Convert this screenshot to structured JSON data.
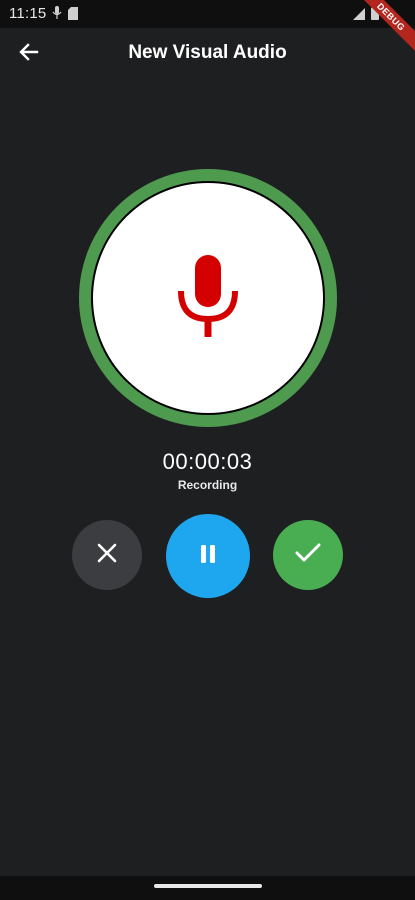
{
  "status_bar": {
    "time": "11:15",
    "debug_label": "DEBUG"
  },
  "app_bar": {
    "title": "New Visual Audio",
    "back_icon": "arrow-back-icon"
  },
  "recorder": {
    "mic_icon": "microphone-icon",
    "ring_color": "#4e9a4f",
    "mic_color": "#d40000",
    "timer": "00:00:03",
    "status": "Recording"
  },
  "controls": {
    "cancel_icon": "close-icon",
    "pause_icon": "pause-icon",
    "confirm_icon": "check-icon",
    "cancel_color": "#3b3d41",
    "pause_color": "#1ea7ef",
    "confirm_color": "#49ad52"
  }
}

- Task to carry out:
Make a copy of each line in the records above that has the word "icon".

- Answer box:
    "back_icon": "arrow-back-icon"
    "mic_icon": "microphone-icon",
    "cancel_icon": "close-icon",
    "pause_icon": "pause-icon",
    "confirm_icon": "check-icon",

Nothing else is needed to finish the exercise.